*** RECORD EXCERPTS ***

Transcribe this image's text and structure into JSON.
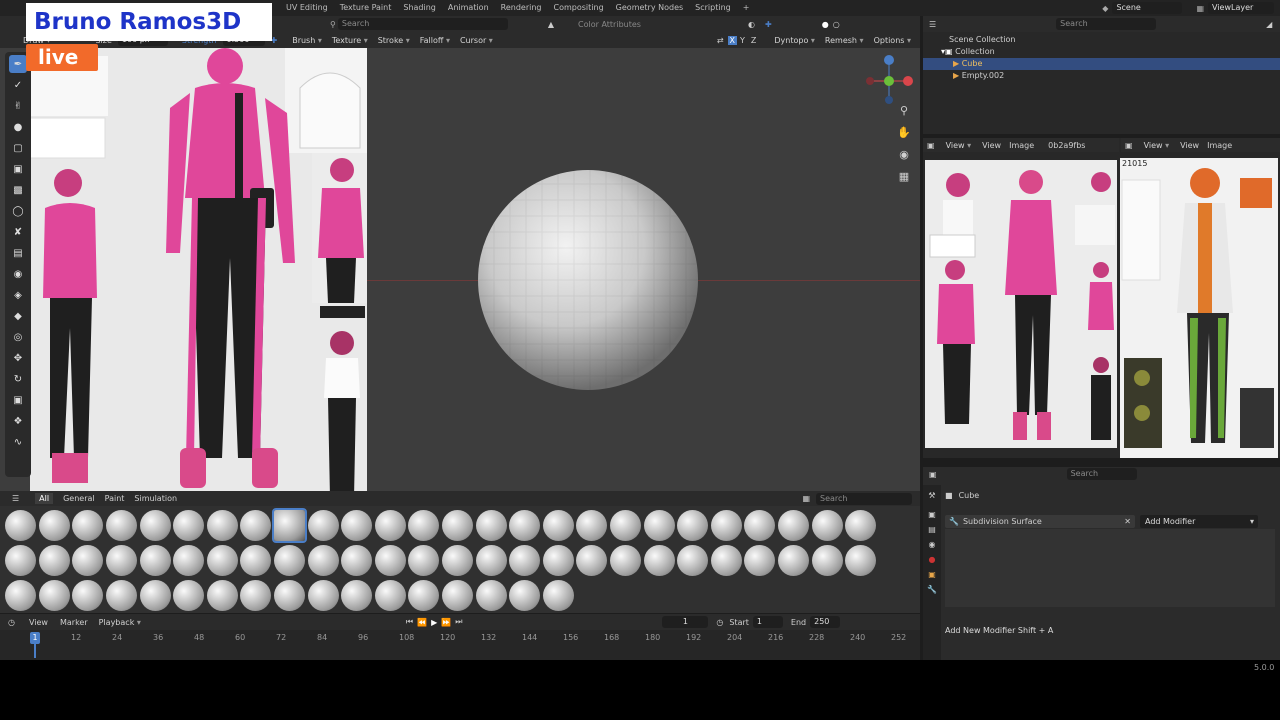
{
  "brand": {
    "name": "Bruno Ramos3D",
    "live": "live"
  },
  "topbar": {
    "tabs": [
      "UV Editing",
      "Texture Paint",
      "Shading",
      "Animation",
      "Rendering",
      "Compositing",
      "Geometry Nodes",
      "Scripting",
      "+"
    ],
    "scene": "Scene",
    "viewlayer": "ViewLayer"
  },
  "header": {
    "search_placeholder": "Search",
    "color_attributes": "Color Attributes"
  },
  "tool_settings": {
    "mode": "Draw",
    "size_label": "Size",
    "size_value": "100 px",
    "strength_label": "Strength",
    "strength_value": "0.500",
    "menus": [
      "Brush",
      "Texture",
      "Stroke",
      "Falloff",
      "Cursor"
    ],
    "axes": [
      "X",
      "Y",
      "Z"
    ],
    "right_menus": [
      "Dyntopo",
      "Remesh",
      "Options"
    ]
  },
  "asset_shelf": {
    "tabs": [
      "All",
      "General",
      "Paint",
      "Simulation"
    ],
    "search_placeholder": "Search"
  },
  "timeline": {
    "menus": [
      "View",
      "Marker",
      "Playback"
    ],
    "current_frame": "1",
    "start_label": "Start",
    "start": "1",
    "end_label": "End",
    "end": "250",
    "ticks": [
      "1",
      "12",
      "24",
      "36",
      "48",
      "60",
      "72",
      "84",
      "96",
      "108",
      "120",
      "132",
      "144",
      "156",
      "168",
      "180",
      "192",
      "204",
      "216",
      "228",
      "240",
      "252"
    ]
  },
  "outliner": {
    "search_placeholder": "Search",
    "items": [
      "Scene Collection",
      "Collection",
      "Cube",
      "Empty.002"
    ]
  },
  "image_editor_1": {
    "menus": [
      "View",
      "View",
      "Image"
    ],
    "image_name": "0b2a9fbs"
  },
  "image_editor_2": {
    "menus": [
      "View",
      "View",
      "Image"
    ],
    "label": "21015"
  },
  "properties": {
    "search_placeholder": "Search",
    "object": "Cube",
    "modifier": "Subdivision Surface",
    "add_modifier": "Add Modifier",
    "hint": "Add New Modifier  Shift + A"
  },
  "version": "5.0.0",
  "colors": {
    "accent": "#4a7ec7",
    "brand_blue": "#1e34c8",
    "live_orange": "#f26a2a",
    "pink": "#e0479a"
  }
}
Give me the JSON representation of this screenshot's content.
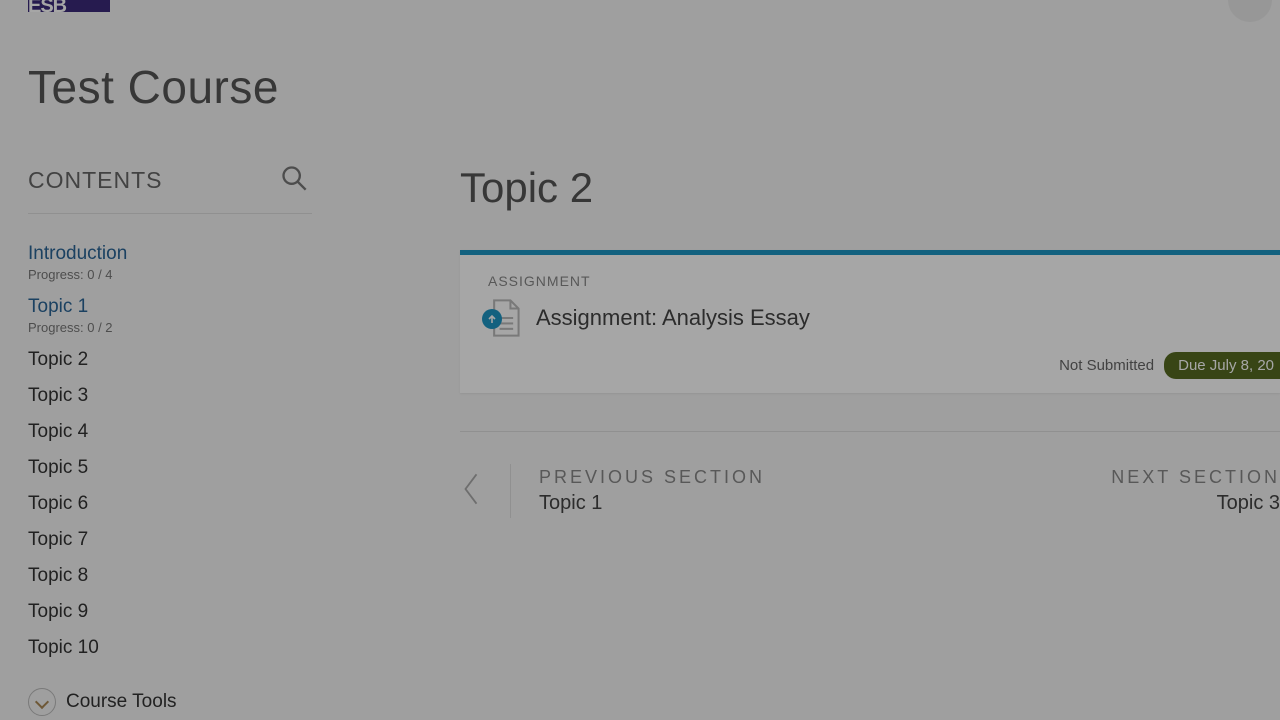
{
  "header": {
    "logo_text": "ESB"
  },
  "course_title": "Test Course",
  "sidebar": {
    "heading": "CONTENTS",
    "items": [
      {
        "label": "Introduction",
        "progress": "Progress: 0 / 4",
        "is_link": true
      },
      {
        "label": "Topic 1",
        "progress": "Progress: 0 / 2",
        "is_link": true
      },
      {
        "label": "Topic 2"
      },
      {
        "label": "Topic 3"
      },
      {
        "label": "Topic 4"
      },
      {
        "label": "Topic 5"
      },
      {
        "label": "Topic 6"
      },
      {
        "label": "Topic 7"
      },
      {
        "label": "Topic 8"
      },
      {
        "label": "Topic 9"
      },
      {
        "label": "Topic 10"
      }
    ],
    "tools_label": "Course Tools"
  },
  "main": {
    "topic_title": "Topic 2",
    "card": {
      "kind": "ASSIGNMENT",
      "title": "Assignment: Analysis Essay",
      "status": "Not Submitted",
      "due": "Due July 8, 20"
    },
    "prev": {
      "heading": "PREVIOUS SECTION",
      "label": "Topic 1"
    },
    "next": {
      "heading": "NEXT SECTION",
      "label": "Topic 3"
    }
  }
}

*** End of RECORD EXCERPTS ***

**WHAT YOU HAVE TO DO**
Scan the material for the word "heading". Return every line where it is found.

**EXERCISE ANSWER**
    "heading": "CONTENTS",
      "heading": "PREVIOUS SECTION",
      "heading": "NEXT SECTION",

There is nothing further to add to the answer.